by Colin Behrens
Therefore, a research team of Kevin Chalut and colleagues at the Wellcome Trust-MRC Stem Cell Research Institute at the University of Cambridge has tried to determine whether OPC curing due to aging is reversible by using OPC cured from elderly rats. It was removed and transplanted into the soft brain tissue of a young rat. As a result, the cured OPC regained its original flexibility and began to regenerate actively like young cells.
To further verify the results of this experiment, the research team developed a material that is as flexible as the brain tissue of young rats, and a material that is as inflexible as the brain tissue of old rats. OPC was cultured above. As a result, it was confirmed that even young OPCs lost their regenerative function when cultured on hard materials. On the other hand, OPCs cultured on soft materials were rejuvenated as in the previous experiment.
The research team then removed a protein called PIEZO1 from OPC to elucidate the mechanism by which OPC rejuvenates.

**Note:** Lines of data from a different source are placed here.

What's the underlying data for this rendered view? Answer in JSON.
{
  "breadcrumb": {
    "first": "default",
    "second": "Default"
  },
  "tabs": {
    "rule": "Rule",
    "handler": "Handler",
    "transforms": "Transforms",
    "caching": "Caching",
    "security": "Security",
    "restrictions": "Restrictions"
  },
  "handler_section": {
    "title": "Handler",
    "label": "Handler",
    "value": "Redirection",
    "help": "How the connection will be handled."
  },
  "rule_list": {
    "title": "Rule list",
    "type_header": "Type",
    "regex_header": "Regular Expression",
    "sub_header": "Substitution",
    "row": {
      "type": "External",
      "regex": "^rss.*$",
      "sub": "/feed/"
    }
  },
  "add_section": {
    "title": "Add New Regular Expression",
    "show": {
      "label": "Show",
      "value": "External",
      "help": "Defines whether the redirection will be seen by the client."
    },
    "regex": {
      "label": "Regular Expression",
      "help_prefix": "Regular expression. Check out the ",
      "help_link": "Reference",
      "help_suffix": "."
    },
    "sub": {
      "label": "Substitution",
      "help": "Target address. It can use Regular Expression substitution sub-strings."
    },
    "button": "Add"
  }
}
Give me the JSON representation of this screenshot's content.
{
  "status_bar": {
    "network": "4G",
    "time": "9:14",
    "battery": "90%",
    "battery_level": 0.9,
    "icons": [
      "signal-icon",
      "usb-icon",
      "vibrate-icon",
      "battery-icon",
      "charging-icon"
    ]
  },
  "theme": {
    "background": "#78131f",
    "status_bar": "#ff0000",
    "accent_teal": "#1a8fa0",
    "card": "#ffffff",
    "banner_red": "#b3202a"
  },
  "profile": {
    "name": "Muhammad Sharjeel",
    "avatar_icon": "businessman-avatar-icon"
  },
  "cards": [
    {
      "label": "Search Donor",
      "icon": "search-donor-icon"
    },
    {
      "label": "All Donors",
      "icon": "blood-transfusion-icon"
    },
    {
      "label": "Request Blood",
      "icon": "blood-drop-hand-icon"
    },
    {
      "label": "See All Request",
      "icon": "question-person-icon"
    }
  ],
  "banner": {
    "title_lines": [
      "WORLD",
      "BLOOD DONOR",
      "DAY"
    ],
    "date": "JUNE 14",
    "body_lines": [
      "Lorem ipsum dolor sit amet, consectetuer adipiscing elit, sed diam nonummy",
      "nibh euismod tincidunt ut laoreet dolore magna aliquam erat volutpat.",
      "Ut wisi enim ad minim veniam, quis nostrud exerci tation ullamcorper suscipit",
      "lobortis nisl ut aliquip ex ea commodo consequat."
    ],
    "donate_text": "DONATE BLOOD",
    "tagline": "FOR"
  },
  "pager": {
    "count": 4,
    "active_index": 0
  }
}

PIEZO1 is a protein that exists on the surface of cells and is known to serve as a sensor that tells cells whether the surrounding tissue is soft or hard.
by mohamed Hassan
When OPC with PIEZO1 removed was cultured on a hard material, it was found to rejuvenate in the same way as when cultured on a soft material. Chalut says about the results of this experiment: “By tricking the cells into a young environment, we were able to rejuvenate aging cells and restore normal regenerative functions.”
Dr. Susan Koolhaas, research director at the Society for Multiple Sclerosis, said, “Multiple sclerosis is a severe disease with distress and physical inconvenience, and the investigation of the cause was our strong hope. If the process of aging and rejuvenation is clarified, it will help to treat not only multiple sclerosis but also various diseases caused by brain function deterioration, ”he stressed.
in Science, Posted by log1l_ks